Exercise prompt: Print each record exactly, with no word added or removed.

=== Section Start ===

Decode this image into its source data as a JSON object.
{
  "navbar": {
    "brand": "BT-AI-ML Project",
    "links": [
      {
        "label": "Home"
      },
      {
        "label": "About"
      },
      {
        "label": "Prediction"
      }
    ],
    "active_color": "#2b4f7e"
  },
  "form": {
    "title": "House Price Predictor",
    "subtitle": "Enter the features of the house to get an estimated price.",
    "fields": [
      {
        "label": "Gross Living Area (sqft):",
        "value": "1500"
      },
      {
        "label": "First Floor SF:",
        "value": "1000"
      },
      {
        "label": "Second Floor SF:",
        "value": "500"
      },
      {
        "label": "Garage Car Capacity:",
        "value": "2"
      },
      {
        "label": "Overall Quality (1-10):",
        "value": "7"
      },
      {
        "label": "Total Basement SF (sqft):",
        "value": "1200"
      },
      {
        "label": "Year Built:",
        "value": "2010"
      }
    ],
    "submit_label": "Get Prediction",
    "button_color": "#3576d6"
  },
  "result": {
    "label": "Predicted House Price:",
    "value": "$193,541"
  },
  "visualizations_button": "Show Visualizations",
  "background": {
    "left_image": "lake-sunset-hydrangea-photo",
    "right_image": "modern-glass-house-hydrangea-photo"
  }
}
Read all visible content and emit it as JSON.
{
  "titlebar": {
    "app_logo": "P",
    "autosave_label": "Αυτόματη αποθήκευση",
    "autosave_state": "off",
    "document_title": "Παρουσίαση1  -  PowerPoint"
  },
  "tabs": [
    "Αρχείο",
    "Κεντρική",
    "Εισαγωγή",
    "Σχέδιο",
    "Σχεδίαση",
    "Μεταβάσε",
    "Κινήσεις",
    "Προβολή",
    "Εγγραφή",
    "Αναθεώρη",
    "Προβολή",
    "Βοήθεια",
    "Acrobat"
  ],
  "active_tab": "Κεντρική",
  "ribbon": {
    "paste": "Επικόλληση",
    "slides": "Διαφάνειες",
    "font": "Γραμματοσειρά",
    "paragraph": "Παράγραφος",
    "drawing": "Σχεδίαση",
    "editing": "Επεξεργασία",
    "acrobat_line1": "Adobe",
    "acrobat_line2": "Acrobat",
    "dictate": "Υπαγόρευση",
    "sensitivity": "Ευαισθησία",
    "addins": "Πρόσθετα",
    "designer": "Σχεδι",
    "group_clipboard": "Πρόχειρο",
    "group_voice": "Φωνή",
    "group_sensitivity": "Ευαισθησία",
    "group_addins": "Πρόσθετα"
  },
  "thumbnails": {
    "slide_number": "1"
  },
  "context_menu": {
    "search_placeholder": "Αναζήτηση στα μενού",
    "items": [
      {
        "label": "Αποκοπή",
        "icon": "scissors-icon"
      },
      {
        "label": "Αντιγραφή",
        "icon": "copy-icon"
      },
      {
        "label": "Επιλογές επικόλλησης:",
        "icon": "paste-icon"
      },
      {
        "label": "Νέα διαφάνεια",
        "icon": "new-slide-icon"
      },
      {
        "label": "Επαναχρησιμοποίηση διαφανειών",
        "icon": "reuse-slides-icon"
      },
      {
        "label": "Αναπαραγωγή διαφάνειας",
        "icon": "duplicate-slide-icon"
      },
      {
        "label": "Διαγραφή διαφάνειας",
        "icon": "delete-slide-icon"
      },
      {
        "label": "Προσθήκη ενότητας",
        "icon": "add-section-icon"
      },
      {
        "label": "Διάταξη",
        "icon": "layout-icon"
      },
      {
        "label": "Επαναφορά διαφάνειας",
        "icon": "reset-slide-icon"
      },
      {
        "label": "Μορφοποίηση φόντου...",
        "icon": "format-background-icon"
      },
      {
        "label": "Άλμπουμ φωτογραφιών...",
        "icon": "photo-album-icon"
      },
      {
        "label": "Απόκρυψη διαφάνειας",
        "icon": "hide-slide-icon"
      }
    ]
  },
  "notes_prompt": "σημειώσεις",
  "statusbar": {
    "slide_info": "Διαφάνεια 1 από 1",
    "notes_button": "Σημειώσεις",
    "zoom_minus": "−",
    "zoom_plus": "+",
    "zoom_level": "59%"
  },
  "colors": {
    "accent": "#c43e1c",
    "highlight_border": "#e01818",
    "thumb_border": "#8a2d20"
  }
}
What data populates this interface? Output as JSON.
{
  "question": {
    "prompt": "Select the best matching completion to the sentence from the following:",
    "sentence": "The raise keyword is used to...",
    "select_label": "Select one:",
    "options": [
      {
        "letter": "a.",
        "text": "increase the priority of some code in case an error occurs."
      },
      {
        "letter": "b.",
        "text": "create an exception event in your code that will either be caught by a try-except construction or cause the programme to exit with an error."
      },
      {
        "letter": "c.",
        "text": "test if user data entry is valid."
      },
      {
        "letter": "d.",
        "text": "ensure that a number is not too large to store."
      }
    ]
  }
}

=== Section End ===

Solution to this problem:
Decode this image into its source data as a JSON object.
{
  "navbar": {
    "brand": "BT-AI-ML Project",
    "links": [
      {
        "label": "Home"
      },
      {
        "label": "About"
      },
      {
        "label": "Prediction"
      }
    ],
    "active_color": "#2b4f7e"
  },
  "form": {
    "title": "House Price Predictor",
    "subtitle": "Enter the features of the house to get an estimated price.",
    "fields": [
      {
        "label": "Gross Living Area (sqft):",
        "value": "1500"
      },
      {
        "label": "First Floor SF:",
        "value": "1000"
      },
      {
        "label": "Second Floor SF:",
        "value": "500"
      },
      {
        "label": "Garage Car Capacity:",
        "value": "2"
      },
      {
        "label": "Overall Quality (1-10):",
        "value": "7"
      },
      {
        "label": "Total Basement SF (sqft):",
        "value": "1200"
      },
      {
        "label": "Year Built:",
        "value": "2010"
      }
    ],
    "submit_label": "Get Prediction",
    "button_color": "#3576d6"
  },
  "result": {
    "label": "Predicted House Price:",
    "value": "$193,541"
  },
  "visualizations_button": "Show Visualizations",
  "background": {
    "left_image": "lake-sunset-hydrangea-photo",
    "right_image": "modern-glass-house-hydrangea-photo"
  }
}
Read all visible content and emit it as JSON.
{
  "titlebar": {
    "app_logo": "P",
    "autosave_label": "Αυτόματη αποθήκευση",
    "autosave_state": "off",
    "document_title": "Παρουσίαση1  -  PowerPoint"
  },
  "tabs": [
    "Αρχείο",
    "Κεντρική",
    "Εισαγωγή",
    "Σχέδιο",
    "Σχεδίαση",
    "Μεταβάσε",
    "Κινήσεις",
    "Προβολή",
    "Εγγραφή",
    "Αναθεώρη",
    "Προβολή",
    "Βοήθεια",
    "Acrobat"
  ],
  "active_tab": "Κεντρική",
  "ribbon": {
    "paste": "Επικόλληση",
    "slides": "Διαφάνειες",
    "font": "Γραμματοσειρά",
    "paragraph": "Παράγραφος",
    "drawing": "Σχεδίαση",
    "editing": "Επεξεργασία",
    "acrobat_line1": "Adobe",
    "acrobat_line2": "Acrobat",
    "dictate": "Υπαγόρευση",
    "sensitivity": "Ευαισθησία",
    "addins": "Πρόσθετα",
    "designer": "Σχεδι",
    "group_clipboard": "Πρόχειρο",
    "group_voice": "Φωνή",
    "group_sensitivity": "Ευαισθησία",
    "group_addins": "Πρόσθετα"
  },
  "thumbnails": {
    "slide_number": "1"
  },
  "context_menu": {
    "search_placeholder": "Αναζήτηση στα μενού",
    "items": [
      {
        "label": "Αποκοπή",
        "icon": "scissors-icon"
      },
      {
        "label": "Αντιγραφή",
        "icon": "copy-icon"
      },
      {
        "label": "Επιλογές επικόλλησης:",
        "icon": "paste-icon"
      },
      {
        "label": "Νέα διαφάνεια",
        "icon": "new-slide-icon"
      },
      {
        "label": "Επαναχρησιμοποίηση διαφανειών",
        "icon": "reuse-slides-icon"
      },
      {
        "label": "Αναπαραγωγή διαφάνειας",
        "icon": "duplicate-slide-icon"
      },
      {
        "label": "Διαγραφή διαφάνειας",
        "icon": "delete-slide-icon"
      },
      {
        "label": "Προσθήκη ενότητας",
        "icon": "add-section-icon"
      },
      {
        "label": "Διάταξη",
        "icon": "layout-icon"
      },
      {
        "label": "Επαναφορά διαφάνειας",
        "icon": "reset-slide-icon"
      },
      {
        "label": "Μορφοποίηση φόντου...",
        "icon": "format-background-icon"
      },
      {
        "label": "Άλμπουμ φωτογραφιών...",
        "icon": "photo-album-icon"
      },
      {
        "label": "Απόκρυψη διαφάνειας",
        "icon": "hide-slide-icon"
      }
    ]
  },
  "notes_prompt": "σημειώσεις",
  "statusbar": {
    "slide_info": "Διαφάνεια 1 από 1",
    "notes_button": "Σημειώσεις",
    "zoom_minus": "−",
    "zoom_plus": "+",
    "zoom_level": "59%"
  },
  "colors": {
    "accent": "#c43e1c",
    "highlight_border": "#e01818",
    "thumb_border": "#8a2d20"
  }
}
What data populates this interface? Output as JSON.
{
  "question": {
    "prompt": "Select the best matching completion to the sentence from the following:",
    "sentence": "The raise keyword is used to...",
    "select_label": "Select one:",
    "options": [
      {
        "letter": "a.",
        "text": "increase the priority of some code in case an error occurs."
      },
      {
        "letter": "b.",
        "text": "create an exception event in your code that will either be caught by a try-except construction or cause the programme to exit with an error."
      },
      {
        "letter": "c.",
        "text": "test if user data entry is valid."
      },
      {
        "letter": "d.",
        "text": "ensure that a number is not too large to store."
      }
    ]
  }
}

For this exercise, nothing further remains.